Bullies can make life a misery for up to one in five pupils

14th October 2005 at 01:00
Up to one in five pupils may be bullied each term, researchers from Strathclyde University say.

Surveys show that anywhere between 6 per cent and 28 per cent of pupils admit to intimidation, while 3-17 per cent say they have bullied others.

Pupils estimate that 7-19 per cent of their school mates are victims and 8-18 per cent are bullies.

Jim Boyle, a psychology lecturer, said the findings were remarkably consistent and showed that bullying happens at all stages and probably in all schools. The peak is among 11-year-olds.

Young people were concerned about it. Bullying was related to under-achievement, truancy and depression and was a factor in two to three cases of suicide each year. Problems may persist into adulthood. But studies had also shown that intervention can markedly reduce its incidence.

In primaries, Mr Boyle said, bullying was most likely to take place in the playground and in secondaries, corridors and classrooms were places of risk. Boys report more bullying than girls.

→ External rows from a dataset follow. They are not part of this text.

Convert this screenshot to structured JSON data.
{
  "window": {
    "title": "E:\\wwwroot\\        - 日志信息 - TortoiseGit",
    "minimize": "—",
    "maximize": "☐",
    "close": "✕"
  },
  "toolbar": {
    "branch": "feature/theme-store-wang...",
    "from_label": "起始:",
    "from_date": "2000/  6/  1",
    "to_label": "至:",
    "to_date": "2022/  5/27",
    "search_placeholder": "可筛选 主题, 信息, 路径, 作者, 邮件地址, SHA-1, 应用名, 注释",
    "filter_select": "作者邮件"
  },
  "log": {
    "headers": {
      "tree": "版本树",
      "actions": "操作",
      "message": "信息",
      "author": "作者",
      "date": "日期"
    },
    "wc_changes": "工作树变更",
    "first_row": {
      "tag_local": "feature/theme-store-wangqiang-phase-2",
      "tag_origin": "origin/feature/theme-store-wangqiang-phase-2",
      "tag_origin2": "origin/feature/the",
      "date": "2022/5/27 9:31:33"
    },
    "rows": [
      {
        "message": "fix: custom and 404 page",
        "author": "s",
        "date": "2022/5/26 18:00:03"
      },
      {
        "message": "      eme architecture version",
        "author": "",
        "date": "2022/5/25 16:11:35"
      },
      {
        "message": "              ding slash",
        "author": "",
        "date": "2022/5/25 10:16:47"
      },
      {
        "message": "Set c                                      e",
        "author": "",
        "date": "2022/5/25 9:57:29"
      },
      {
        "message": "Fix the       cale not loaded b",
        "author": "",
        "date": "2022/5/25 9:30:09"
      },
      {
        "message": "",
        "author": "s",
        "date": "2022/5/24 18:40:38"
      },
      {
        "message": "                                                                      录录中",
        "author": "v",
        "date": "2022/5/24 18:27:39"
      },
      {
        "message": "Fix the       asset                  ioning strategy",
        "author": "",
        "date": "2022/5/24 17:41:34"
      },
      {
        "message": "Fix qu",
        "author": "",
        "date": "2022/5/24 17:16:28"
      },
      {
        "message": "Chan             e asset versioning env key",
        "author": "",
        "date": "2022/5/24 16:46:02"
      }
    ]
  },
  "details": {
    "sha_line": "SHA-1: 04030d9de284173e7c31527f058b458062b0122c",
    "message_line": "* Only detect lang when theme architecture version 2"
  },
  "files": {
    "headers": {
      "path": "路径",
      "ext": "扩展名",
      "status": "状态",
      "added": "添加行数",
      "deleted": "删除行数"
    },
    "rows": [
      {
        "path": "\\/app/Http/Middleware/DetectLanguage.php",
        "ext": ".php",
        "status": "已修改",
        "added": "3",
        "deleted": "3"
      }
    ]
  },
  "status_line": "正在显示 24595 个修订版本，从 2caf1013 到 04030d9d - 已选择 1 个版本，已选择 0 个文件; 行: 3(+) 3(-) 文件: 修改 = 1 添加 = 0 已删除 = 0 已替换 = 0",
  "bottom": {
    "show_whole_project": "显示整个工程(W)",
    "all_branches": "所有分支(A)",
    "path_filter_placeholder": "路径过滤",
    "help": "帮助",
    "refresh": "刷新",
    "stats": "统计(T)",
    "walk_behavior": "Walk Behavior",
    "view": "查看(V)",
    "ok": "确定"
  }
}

"Who gets bullied? It is children who are anxious, insecure, lacking in self-confidence and self-esteem," Mr Boyle said. "Children with physical difficulties, or with unusual names or accents. Children with ASNs (additional support needs) in mainstream schools. Children from ethnic minorities or other countries and children new to the school."

Twenty years ago it was common to work with the victim and the bully. Now it is seen as a group problem. "It is a complex social process involving the whole peer group in distinctive roles. No-one in the peer group is unaware bullying is going on and approaches to intervention have to reflect this complexity," Mr Boyle said.

Susie Turner, a psychologist with Falkirk Council, said that work with S1-S3 pupils in one secondary that recognised it had a problem with aggression had shown that bullying could be reduced. Pupils were alerted to the extent of the problem, taught about group influences and the role of the peer group, and shown how to be assertive.

A series of four lessons helped to raise confidence to intervene and to tell someone about it. But Ms Turner said more work was needed on general assertiveness training to bolster the role of bystanders. Older pupils may also benefit from peer support.

Log-in as an existing print or digital subscriber

Forgotten your subscriber ID?


To access this content and the full TES archive, subscribe now.

View subscriber offers


Get TES online and delivered to your door – for less than the price of a coffee

Save 33% off the cover price with this great subscription offer. Every copy delivered to your door by first-class post, plus full access to TES online and the TES app for just £1.90 per week.
Subscribers also enjoy a range of fantastic offers and benefits worth over £270:

  • Discounts off TES Institute courses
  • Access over 200,000 articles in the TES online archive
  • Free Tastecard membership worth £79.99
  • Discounts with Zipcar, Buyagift.com, Virgin Wines and other partners
Order your low-cost subscription today